*What needs to be done*: Give the entries again, exactly as they stand.

---------- Available data ----------

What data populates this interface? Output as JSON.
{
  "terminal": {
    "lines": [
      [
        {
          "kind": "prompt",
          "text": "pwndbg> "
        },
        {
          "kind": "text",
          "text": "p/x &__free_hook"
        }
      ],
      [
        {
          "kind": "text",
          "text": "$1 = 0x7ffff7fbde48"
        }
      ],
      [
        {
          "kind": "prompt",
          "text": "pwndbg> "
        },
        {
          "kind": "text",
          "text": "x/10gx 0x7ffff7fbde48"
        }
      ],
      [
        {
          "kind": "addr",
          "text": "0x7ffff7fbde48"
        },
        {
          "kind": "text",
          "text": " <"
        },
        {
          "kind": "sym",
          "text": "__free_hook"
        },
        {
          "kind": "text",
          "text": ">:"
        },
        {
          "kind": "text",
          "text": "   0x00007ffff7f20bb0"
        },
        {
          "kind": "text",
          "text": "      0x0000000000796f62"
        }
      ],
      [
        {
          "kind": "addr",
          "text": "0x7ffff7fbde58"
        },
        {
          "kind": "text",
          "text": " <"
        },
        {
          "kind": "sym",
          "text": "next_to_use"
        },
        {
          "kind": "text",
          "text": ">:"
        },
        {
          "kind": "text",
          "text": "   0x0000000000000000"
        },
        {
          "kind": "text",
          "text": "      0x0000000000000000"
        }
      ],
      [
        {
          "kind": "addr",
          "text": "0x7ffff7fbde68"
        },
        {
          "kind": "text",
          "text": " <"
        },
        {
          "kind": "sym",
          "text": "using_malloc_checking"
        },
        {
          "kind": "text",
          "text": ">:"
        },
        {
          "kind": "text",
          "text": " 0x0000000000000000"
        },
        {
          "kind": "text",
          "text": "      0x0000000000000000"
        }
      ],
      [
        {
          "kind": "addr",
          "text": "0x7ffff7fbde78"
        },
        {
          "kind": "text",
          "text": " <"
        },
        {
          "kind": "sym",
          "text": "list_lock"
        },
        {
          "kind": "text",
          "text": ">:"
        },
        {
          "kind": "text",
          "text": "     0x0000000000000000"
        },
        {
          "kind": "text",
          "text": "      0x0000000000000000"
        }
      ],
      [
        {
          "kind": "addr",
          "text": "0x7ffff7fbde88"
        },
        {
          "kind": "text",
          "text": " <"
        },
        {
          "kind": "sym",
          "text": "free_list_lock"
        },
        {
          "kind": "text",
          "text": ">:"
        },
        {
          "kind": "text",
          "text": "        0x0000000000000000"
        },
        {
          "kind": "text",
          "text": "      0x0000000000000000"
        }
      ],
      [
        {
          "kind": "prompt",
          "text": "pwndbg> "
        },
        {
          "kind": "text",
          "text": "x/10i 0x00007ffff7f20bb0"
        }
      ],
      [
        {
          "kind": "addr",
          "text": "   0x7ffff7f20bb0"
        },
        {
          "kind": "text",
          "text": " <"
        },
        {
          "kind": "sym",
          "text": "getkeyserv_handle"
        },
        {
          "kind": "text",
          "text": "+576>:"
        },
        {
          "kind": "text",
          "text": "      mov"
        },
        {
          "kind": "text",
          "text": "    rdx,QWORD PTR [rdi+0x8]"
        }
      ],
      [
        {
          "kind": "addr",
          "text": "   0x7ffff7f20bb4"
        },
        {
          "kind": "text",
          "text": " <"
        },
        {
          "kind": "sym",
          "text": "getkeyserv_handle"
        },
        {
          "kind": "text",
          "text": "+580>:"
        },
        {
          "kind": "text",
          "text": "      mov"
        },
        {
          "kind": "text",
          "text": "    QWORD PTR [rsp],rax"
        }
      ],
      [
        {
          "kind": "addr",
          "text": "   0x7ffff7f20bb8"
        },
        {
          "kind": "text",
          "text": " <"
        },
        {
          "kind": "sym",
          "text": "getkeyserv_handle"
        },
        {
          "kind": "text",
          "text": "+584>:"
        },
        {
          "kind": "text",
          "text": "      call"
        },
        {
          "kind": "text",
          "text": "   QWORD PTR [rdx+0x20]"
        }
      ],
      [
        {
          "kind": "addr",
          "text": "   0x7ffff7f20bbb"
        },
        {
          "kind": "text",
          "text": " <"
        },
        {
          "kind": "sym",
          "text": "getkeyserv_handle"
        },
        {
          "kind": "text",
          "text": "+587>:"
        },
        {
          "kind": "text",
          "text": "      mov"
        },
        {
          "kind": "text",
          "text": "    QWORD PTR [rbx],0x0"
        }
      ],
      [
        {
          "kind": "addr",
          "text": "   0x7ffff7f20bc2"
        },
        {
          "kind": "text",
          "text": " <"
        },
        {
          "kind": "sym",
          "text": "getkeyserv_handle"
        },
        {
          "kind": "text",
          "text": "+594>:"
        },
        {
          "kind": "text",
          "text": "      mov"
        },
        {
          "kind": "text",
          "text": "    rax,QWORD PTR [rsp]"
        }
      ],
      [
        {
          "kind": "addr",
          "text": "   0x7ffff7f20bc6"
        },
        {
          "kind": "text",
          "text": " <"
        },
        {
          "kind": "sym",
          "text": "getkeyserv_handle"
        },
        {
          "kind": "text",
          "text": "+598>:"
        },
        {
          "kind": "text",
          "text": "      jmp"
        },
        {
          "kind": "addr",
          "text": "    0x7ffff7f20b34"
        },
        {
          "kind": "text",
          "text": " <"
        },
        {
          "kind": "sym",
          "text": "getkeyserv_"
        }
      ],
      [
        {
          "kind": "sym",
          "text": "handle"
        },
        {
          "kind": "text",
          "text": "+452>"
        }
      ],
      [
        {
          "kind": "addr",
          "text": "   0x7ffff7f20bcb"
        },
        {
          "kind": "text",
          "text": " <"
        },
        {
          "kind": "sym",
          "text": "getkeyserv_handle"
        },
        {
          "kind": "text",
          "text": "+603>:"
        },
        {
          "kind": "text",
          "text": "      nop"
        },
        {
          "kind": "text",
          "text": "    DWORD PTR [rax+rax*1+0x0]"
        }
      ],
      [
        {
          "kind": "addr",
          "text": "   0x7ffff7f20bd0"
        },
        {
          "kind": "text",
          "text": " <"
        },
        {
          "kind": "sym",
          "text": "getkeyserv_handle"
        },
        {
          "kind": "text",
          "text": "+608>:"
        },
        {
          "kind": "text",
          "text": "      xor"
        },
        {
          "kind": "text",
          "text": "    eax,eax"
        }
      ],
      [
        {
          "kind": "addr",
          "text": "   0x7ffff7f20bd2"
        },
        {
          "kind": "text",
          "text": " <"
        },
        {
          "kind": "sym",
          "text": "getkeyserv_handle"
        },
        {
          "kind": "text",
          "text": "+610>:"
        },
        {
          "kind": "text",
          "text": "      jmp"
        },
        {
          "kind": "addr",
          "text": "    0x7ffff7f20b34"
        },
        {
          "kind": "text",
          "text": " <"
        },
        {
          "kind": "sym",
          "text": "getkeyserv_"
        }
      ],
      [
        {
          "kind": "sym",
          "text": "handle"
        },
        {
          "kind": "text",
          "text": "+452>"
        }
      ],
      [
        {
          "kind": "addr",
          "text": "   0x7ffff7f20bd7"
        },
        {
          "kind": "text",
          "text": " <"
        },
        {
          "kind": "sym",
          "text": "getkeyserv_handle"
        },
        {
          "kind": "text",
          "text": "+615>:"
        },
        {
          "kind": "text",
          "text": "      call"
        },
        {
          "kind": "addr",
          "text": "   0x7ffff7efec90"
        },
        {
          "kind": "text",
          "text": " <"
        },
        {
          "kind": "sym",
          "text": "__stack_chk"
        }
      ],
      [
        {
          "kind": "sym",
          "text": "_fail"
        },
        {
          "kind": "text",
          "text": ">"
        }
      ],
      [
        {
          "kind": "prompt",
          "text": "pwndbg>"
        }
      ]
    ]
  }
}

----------

*Answer space*:
What data populates this interface? Output as JSON.
{
  "terminal": {
    "lines": [
      [
        {
          "kind": "prompt",
          "text": "pwndbg> "
        },
        {
          "kind": "text",
          "text": "p/x &__free_hook"
        }
      ],
      [
        {
          "kind": "text",
          "text": "$1 = 0x7ffff7fbde48"
        }
      ],
      [
        {
          "kind": "prompt",
          "text": "pwndbg> "
        },
        {
          "kind": "text",
          "text": "x/10gx 0x7ffff7fbde48"
        }
      ],
      [
        {
          "kind": "addr",
          "text": "0x7ffff7fbde48"
        },
        {
          "kind": "text",
          "text": " <"
        },
        {
          "kind": "sym",
          "text": "__free_hook"
        },
        {
          "kind": "text",
          "text": ">:"
        },
        {
          "kind": "text",
          "text": "   0x00007ffff7f20bb0"
        },
        {
          "kind": "text",
          "text": "      0x0000000000796f62"
        }
      ],
      [
        {
          "kind": "addr",
          "text": "0x7ffff7fbde58"
        },
        {
          "kind": "text",
          "text": " <"
        },
        {
          "kind": "sym",
          "text": "next_to_use"
        },
        {
          "kind": "text",
          "text": ">:"
        },
        {
          "kind": "text",
          "text": "   0x0000000000000000"
        },
        {
          "kind": "text",
          "text": "      0x0000000000000000"
        }
      ],
      [
        {
          "kind": "addr",
          "text": "0x7ffff7fbde68"
        },
        {
          "kind": "text",
          "text": " <"
        },
        {
          "kind": "sym",
          "text": "using_malloc_checking"
        },
        {
          "kind": "text",
          "text": ">:"
        },
        {
          "kind": "text",
          "text": " 0x0000000000000000"
        },
        {
          "kind": "text",
          "text": "      0x0000000000000000"
        }
      ],
      [
        {
          "kind": "addr",
          "text": "0x7ffff7fbde78"
        },
        {
          "kind": "text",
          "text": " <"
        },
        {
          "kind": "sym",
          "text": "list_lock"
        },
        {
          "kind": "text",
          "text": ">:"
        },
        {
          "kind": "text",
          "text": "     0x0000000000000000"
        },
        {
          "kind": "text",
          "text": "      0x0000000000000000"
        }
      ],
      [
        {
          "kind": "addr",
          "text": "0x7ffff7fbde88"
        },
        {
          "kind": "text",
          "text": " <"
        },
        {
          "kind": "sym",
          "text": "free_list_lock"
        },
        {
          "kind": "text",
          "text": ">:"
        },
        {
          "kind": "text",
          "text": "        0x0000000000000000"
        },
        {
          "kind": "text",
          "text": "      0x0000000000000000"
        }
      ],
      [
        {
          "kind": "prompt",
          "text": "pwndbg> "
        },
        {
          "kind": "text",
          "text": "x/10i 0x00007ffff7f20bb0"
        }
      ],
      [
        {
          "kind": "addr",
          "text": "   0x7ffff7f20bb0"
        },
        {
          "kind": "text",
          "text": " <"
        },
        {
          "kind": "sym",
          "text": "getkeyserv_handle"
        },
        {
          "kind": "text",
          "text": "+576>:"
        },
        {
          "kind": "text",
          "text": "      mov"
        },
        {
          "kind": "text",
          "text": "    rdx,QWORD PTR [rdi+0x8]"
        }
      ],
      [
        {
          "kind": "addr",
          "text": "   0x7ffff7f20bb4"
        },
        {
          "kind": "text",
          "text": " <"
        },
        {
          "kind": "sym",
          "text": "getkeyserv_handle"
        },
        {
          "kind": "text",
          "text": "+580>:"
        },
        {
          "kind": "text",
          "text": "      mov"
        },
        {
          "kind": "text",
          "text": "    QWORD PTR [rsp],rax"
        }
      ],
      [
        {
          "kind": "addr",
          "text": "   0x7ffff7f20bb8"
        },
        {
          "kind": "text",
          "text": " <"
        },
        {
          "kind": "sym",
          "text": "getkeyserv_handle"
        },
        {
          "kind": "text",
          "text": "+584>:"
        },
        {
          "kind": "text",
          "text": "      call"
        },
        {
          "kind": "text",
          "text": "   QWORD PTR [rdx+0x20]"
        }
      ],
      [
        {
          "kind": "addr",
          "text": "   0x7ffff7f20bbb"
        },
        {
          "kind": "text",
          "text": " <"
        },
        {
          "kind": "sym",
          "text": "getkeyserv_handle"
        },
        {
          "kind": "text",
          "text": "+587>:"
        },
        {
          "kind": "text",
          "text": "      mov"
        },
        {
          "kind": "text",
          "text": "    QWORD PTR [rbx],0x0"
        }
      ],
      [
        {
          "kind": "addr",
          "text": "   0x7ffff7f20bc2"
        },
        {
          "kind": "text",
          "text": " <"
        },
        {
          "kind": "sym",
          "text": "getkeyserv_handle"
        },
        {
          "kind": "text",
          "text": "+594>:"
        },
        {
          "kind": "text",
          "text": "      mov"
        },
        {
          "kind": "text",
          "text": "    rax,QWORD PTR [rsp]"
        }
      ],
      [
        {
          "kind": "addr",
          "text": "   0x7ffff7f20bc6"
        },
        {
          "kind": "text",
          "text": " <"
        },
        {
          "kind": "sym",
          "text": "getkeyserv_handle"
        },
        {
          "kind": "text",
          "text": "+598>:"
        },
        {
          "kind": "text",
          "text": "      jmp"
        },
        {
          "kind": "addr",
          "text": "    0x7ffff7f20b34"
        },
        {
          "kind": "text",
          "text": " <"
        },
        {
          "kind": "sym",
          "text": "getkeyserv_"
        }
      ],
      [
        {
          "kind": "sym",
          "text": "handle"
        },
        {
          "kind": "text",
          "text": "+452>"
        }
      ],
      [
        {
          "kind": "addr",
          "text": "   0x7ffff7f20bcb"
        },
        {
          "kind": "text",
          "text": " <"
        },
        {
          "kind": "sym",
          "text": "getkeyserv_handle"
        },
        {
          "kind": "text",
          "text": "+603>:"
        },
        {
          "kind": "text",
          "text": "      nop"
        },
        {
          "kind": "text",
          "text": "    DWORD PTR [rax+rax*1+0x0]"
        }
      ],
      [
        {
          "kind": "addr",
          "text": "   0x7ffff7f20bd0"
        },
        {
          "kind": "text",
          "text": " <"
        },
        {
          "kind": "sym",
          "text": "getkeyserv_handle"
        },
        {
          "kind": "text",
          "text": "+608>:"
        },
        {
          "kind": "text",
          "text": "      xor"
        },
        {
          "kind": "text",
          "text": "    eax,eax"
        }
      ],
      [
        {
          "kind": "addr",
          "text": "   0x7ffff7f20bd2"
        },
        {
          "kind": "text",
          "text": " <"
        },
        {
          "kind": "sym",
          "text": "getkeyserv_handle"
        },
        {
          "kind": "text",
          "text": "+610>:"
        },
        {
          "kind": "text",
          "text": "      jmp"
        },
        {
          "kind": "addr",
          "text": "    0x7ffff7f20b34"
        },
        {
          "kind": "text",
          "text": " <"
        },
        {
          "kind": "sym",
          "text": "getkeyserv_"
        }
      ],
      [
        {
          "kind": "sym",
          "text": "handle"
        },
        {
          "kind": "text",
          "text": "+452>"
        }
      ],
      [
        {
          "kind": "addr",
          "text": "   0x7ffff7f20bd7"
        },
        {
          "kind": "text",
          "text": " <"
        },
        {
          "kind": "sym",
          "text": "getkeyserv_handle"
        },
        {
          "kind": "text",
          "text": "+615>:"
        },
        {
          "kind": "text",
          "text": "      call"
        },
        {
          "kind": "addr",
          "text": "   0x7ffff7efec90"
        },
        {
          "kind": "text",
          "text": " <"
        },
        {
          "kind": "sym",
          "text": "__stack_chk"
        }
      ],
      [
        {
          "kind": "sym",
          "text": "_fail"
        },
        {
          "kind": "text",
          "text": ">"
        }
      ],
      [
        {
          "kind": "prompt",
          "text": "pwndbg>"
        }
      ]
    ]
  }
}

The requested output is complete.